Goal of the exercise => Strip out the pictures and output each remaining line of the data word for word.

Extracted records =>

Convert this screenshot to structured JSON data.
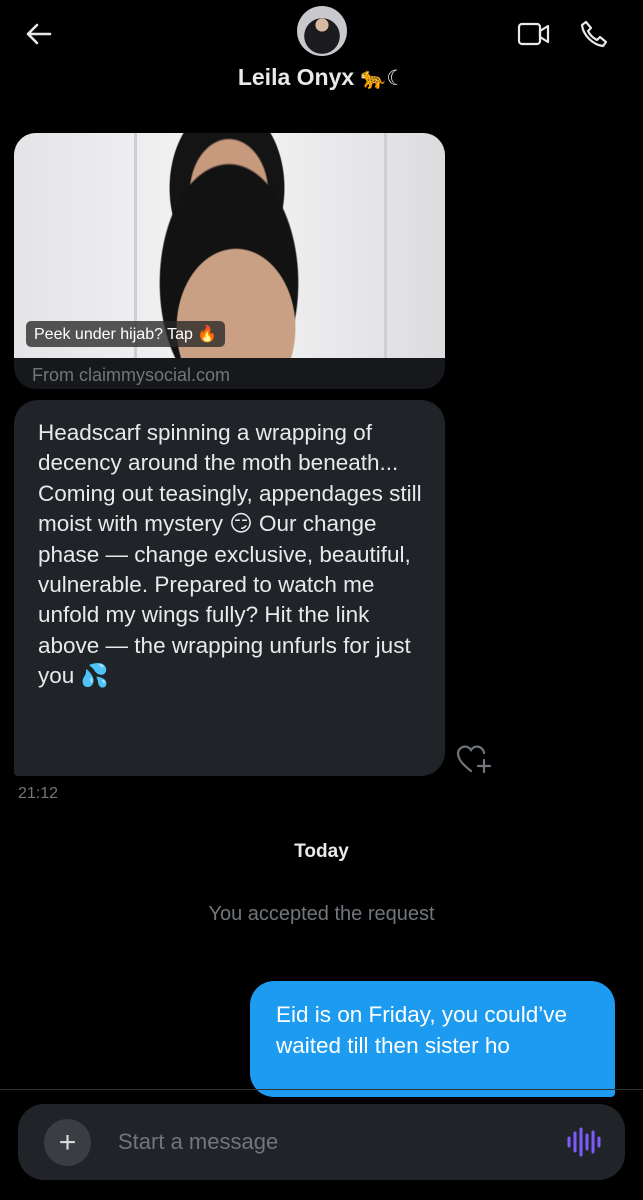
{
  "header": {
    "name": "Leila Onyx",
    "name_decoration": "🐆☾",
    "icons": {
      "back": "arrow-left-icon",
      "video": "video-camera-icon",
      "call": "phone-icon"
    }
  },
  "link_card": {
    "image_tag": "Peek under hijab? Tap 🔥",
    "source": "From claimmysocial.com"
  },
  "incoming_message": {
    "text": "Headscarf spinning a wrapping of decency around the moth beneath... Coming out teasingly, appendages still moist with mystery 😏 Our change phase — change exclusive, beautiful, vulnerable. Prepared to watch me unfold my wings fully? Hit the link above — the wrapping unfurls for just you 💦",
    "time": "21:12"
  },
  "divider_label": "Today",
  "system_message": "You accepted the request",
  "outgoing_message": {
    "text": "Eid is on Friday, you could’ve waited till then sister ho"
  },
  "composer": {
    "placeholder": "Start a message",
    "add_icon": "plus-icon",
    "voice_icon": "voice-waveform-icon"
  },
  "colors": {
    "background": "#000000",
    "incoming_bubble": "#202327",
    "outgoing_bubble": "#1d9bf0",
    "muted_text": "#71767b",
    "accent_voice": "#7c5cff"
  }
}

Answer space =>
Convert this screenshot to structured JSON data.
{
  "header": {
    "name": "Leila Onyx",
    "name_decoration": "🐆☾",
    "icons": {
      "back": "arrow-left-icon",
      "video": "video-camera-icon",
      "call": "phone-icon"
    }
  },
  "link_card": {
    "image_tag": "Peek under hijab? Tap 🔥",
    "source": "From claimmysocial.com"
  },
  "incoming_message": {
    "text": "Headscarf spinning a wrapping of decency around the moth beneath... Coming out teasingly, appendages still moist with mystery 😏 Our change phase — change exclusive, beautiful, vulnerable. Prepared to watch me unfold my wings fully? Hit the link above — the wrapping unfurls for just you 💦",
    "time": "21:12"
  },
  "divider_label": "Today",
  "system_message": "You accepted the request",
  "outgoing_message": {
    "text": "Eid is on Friday, you could’ve waited till then sister ho"
  },
  "composer": {
    "placeholder": "Start a message",
    "add_icon": "plus-icon",
    "voice_icon": "voice-waveform-icon"
  },
  "colors": {
    "background": "#000000",
    "incoming_bubble": "#202327",
    "outgoing_bubble": "#1d9bf0",
    "muted_text": "#71767b",
    "accent_voice": "#7c5cff"
  }
}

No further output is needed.